media circus surrounding the drug, and the statements of the DEA, have
already had that effect.
The full adverse impact will not be limited to OxyContin and the
patients who use it. Intimidating doctors from prescribing one
opioid will limit their willingness to prescribe any. Moreover,
there are several new sustained-release opioids already or soon to be
submitted for FDA approval. There has never been, and likely never will
be, any opioid analgesic on the market that cannot be abused or diverted
by a motivated drug addict.
Dr. Cynthia McCormick, head of the FDA branch that approves opioid
analgesics, is reportedly embarrassed by the abuse now attributed to a
drug her agency approved. The bureaucratically safe solution to her
problem is to just say no, or to set the standard of approval
unrealistically high. The losers, as always, will be people in pain.

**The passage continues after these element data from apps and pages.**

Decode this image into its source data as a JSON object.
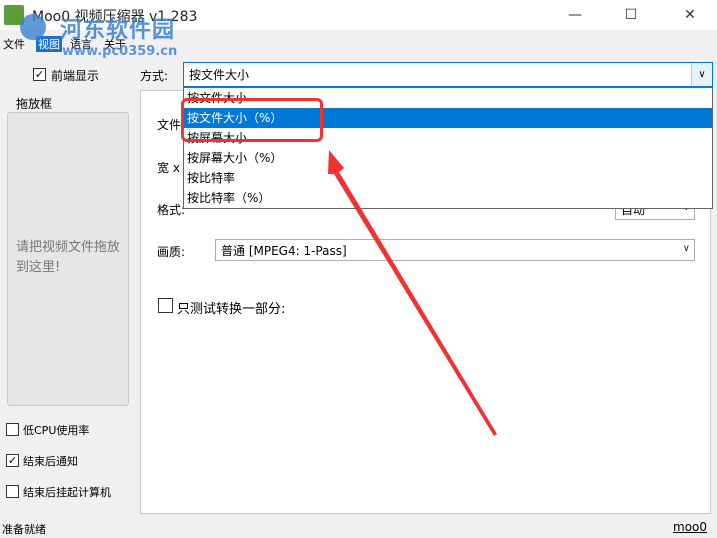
{
  "window": {
    "title": "Moo0 视频压缩器 v1.283",
    "minimize": "—",
    "maximize": "☐",
    "close": "✕"
  },
  "menu": [
    "文件",
    "视图",
    "语言",
    "关于"
  ],
  "watermark": {
    "name": "河东软件园",
    "url": "www.pc0359.cn"
  },
  "options": {
    "front": {
      "label": "前端显示",
      "checked": true
    },
    "low_cpu": {
      "label": "低CPU使用率",
      "checked": false
    },
    "notify": {
      "label": "结束后通知",
      "checked": true
    },
    "suspend": {
      "label": "结束后挂起计算机",
      "checked": false
    }
  },
  "dropbox": {
    "title": "拖放框",
    "hint": "请把视频文件拖放到这里!"
  },
  "method": {
    "label": "方式:",
    "value": "按文件大小"
  },
  "dropdown_options": [
    {
      "label": "按文件大小",
      "selected": false
    },
    {
      "label": "按文件大小（%）",
      "selected": true
    },
    {
      "label": "按屏幕大小",
      "selected": false
    },
    {
      "label": "按屏幕大小（%）",
      "selected": false
    },
    {
      "label": "按比特率",
      "selected": false
    },
    {
      "label": "按比特率（%）",
      "selected": false
    }
  ],
  "fields": {
    "file_label": "文件",
    "width_label": "宽 x",
    "format_label": "格式:",
    "format_value": "自动",
    "quality_label": "画质:",
    "quality_value": "普通  [MPEG4: 1-Pass]",
    "partial_label": "只测试转换一部分:",
    "partial_checked": false
  },
  "status": {
    "text": "准备就绪",
    "link": "moo0"
  },
  "check_glyph": "✓",
  "accent_color": "#0078d7",
  "annotation_color": "#f03232"
}
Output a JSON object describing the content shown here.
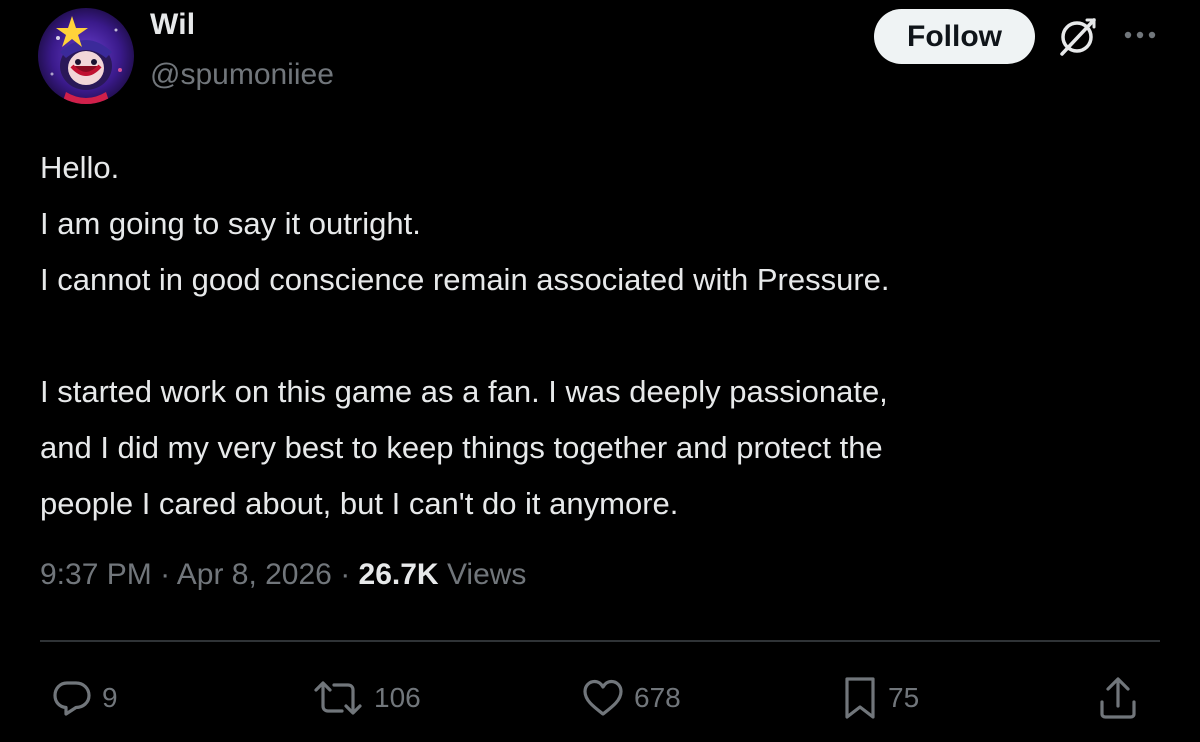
{
  "author": {
    "name": "Wil",
    "handle": "@spumoniiee"
  },
  "header": {
    "follow_label": "Follow",
    "icons": [
      "grok-icon",
      "more-icon"
    ]
  },
  "tweet": {
    "lines": [
      "Hello.",
      "I am going to say it outright.",
      "I cannot in good conscience remain associated with Pressure.",
      "",
      "I started work on this game as a fan. I was deeply passionate,",
      "and I did my very best to keep things together and protect the",
      "people I cared about, but I can't do it anymore."
    ]
  },
  "meta": {
    "time": "9:37 PM",
    "separator": " · ",
    "date": "Apr 8, 2026",
    "views_count": "26.7K",
    "views_label": " Views"
  },
  "actions": {
    "replies": "9",
    "reposts": "106",
    "likes": "678",
    "bookmarks": "75"
  },
  "colors": {
    "background": "#000000",
    "text_primary": "#e7e9ea",
    "text_secondary": "#71767b",
    "divider": "#2f3336",
    "follow_bg": "#eff3f4"
  }
}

In light of this, many in the pain management field find it ominous
that Dr. McCormick recently scheduled a rare meeting of the Anesthetic and
Life Support Drugs Advisory Committee, only to abruptly cancel it after
many concerned clinicians got wind of it. The committee's agenda was
to include "concerns regarding the abuse potential, diversion, and
increasing incidence of addiction to opiate analgesics, especially to the
modified-release opiate analgesics." Nor is it very comforting
to realize that the members of the advisory committee are selected by the
FDA itself. Keen readers of the Federal Register will also note that
within a week of announcing the committee meeting, the FDA announced that
it is prepared to appoint five more committee members immediately, and
four more within the next year.
While abuse and diversion of OxyContin is clearly a problem that should
not be neglected, the response of the Drug Enforcement Administration is
both disproportionate and counterproductive. Similar action by the FDA to
limit legitimate use of this or other opioids puts at risk the
long-overdue progress that has recently been made in the management of
chronic pain. Perhaps we cannot avoid death and taxes, but must we live in